Sunday, February 13, 2011

Follow me!

After battling the flu and bronchitis for several weeks, I was very glad to be at Familienbrunch (Family Brunch) with the children from our church-planting project.  We are following the church calendar and have now entered into a series on the life of Jesus.  This week we heard the story called “Follow Me!” where Jesus ministers to people along the Sea of Galilee and calls his first disciples.  We are using material from Sonja Stewart’s Following Jesus book that draws from Godly Play and the work of Jerome Berryman.  (Unfortunately, neither of Dr. Stewart’s books have been translated into German, so I have to do my own translations.  If any of my German readers are interested in having access to my translations, just write me an e-mail and I’m happy to share.)

Here are some pictures of the materials that I used.  The figures are from Worship Woodworks in the States and from the Diakonie Leipzig that makes Godly Play materials in Germany.  The beautiful boot was made by one of my daughter’s teachers in the Nature Kindergarten that she attends.

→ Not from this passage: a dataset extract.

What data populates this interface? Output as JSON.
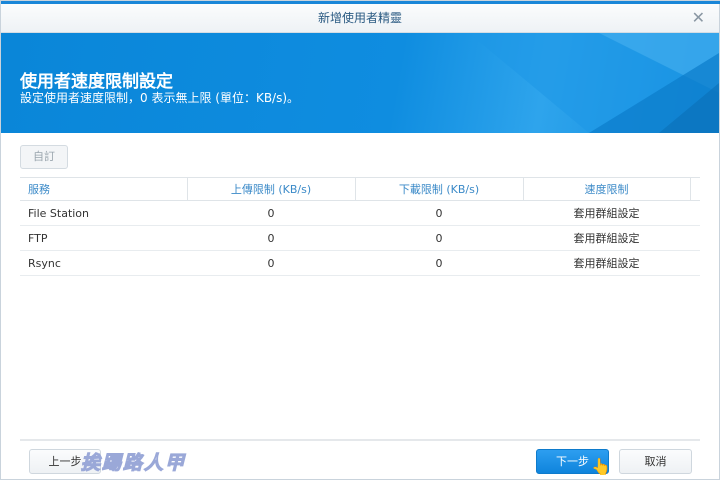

“Follow Me!” is told in a lovely way that keeps the children’s attention and introduces them to the mystery of God.  The entire story is told without mentioning Jesus’ name – only the things he does and how he interacts with the people.  Then during the “Ergründungsgespräch” (“Wondering Phase”),  the storyteller asks the question, “I wonder if this man has a name?”  Of course, most of the children know already, but it is still a beautiful moment of revelation.  At the end of the story, I taught the children the song, “Jesus kann alles”, by Daniel Kallauch, which marvelously reiterates what was in the story.

Each week we have a time of prayer after hearing the story. Each child has the opportunity to pray, but does not have to.  I pass around a seashell or some other object from nature, and the child holds it while praying. Then it is passed to the next person when he is finished. Likewise, if the child does not want to pray, he passes it along, so that the next person knows it is their turn.  Since our story had to do with the sea, we passed around a shark’s tooth today that I found at a flea market.  (I love connecting children to nature, so I take every chance I get!)  I was encouraged this week, because a child, who for a long time was quite bothered by other people praying, chose himself to pray a very short, but sincere prayer.  I truly love observing the journey of children forming a relationship with God!
The lovely shark's tooth from Morocco via a flea market in Berlin.
 For the creative phase I offered the children acrylic paints.  This week I did not have a specific project, because I try to find a balance between the projects and allowing the children to freely process what is going on in their hearts and minds.  I do, however, tend to stick with one medium for several weeks, so that the children really get to know what they can do with that particular medium.  
An almost 4-year-old working with lots of color.: )

A 6-year-old thoughtfully planning his work.

Here are some of the children's responses:
This child painted a family of squirrels that after seeing them in the park frequently on his way to school.
This child painted dinosaurs after having thanked God for making them during the prayer time.
The almost 4-year-old told me that this was the desert.  She has drawn many desert paintings and I  think she is still thinking about the Old Testament stories that take place in the desert.  
Of course, playing with the story is always an option, which these two children chose.  The disciples are now sleeping, and the fish nets have become blankets for the baby sleeping peacefully in the boat.

I wish you a wonderful week!


  1. What an interesting idea to have the prayer time in between the story and the work / response time. Have you tried other places for it? "Teaching Godly Play" puts prayer in between serving and eating the feast, but I feel that's too long to make our smallest children wait - too tempting to eat too soon!

  2. At the Family Brunch, we actually eat before the children's worship service ever begins, so we don't have a feast time together. I've tried putting the prayer time after the creative phase, but the children are usually either too tired or scattered (we meet in the park in the summer) to concentrate. Since we've been meeting inside during the winter, I have brought them together at the end to say the Lord's Prayer and that has worked pretty well. But they would still be too tired and distracted at this point to formulate any sort of prayer on their own.: )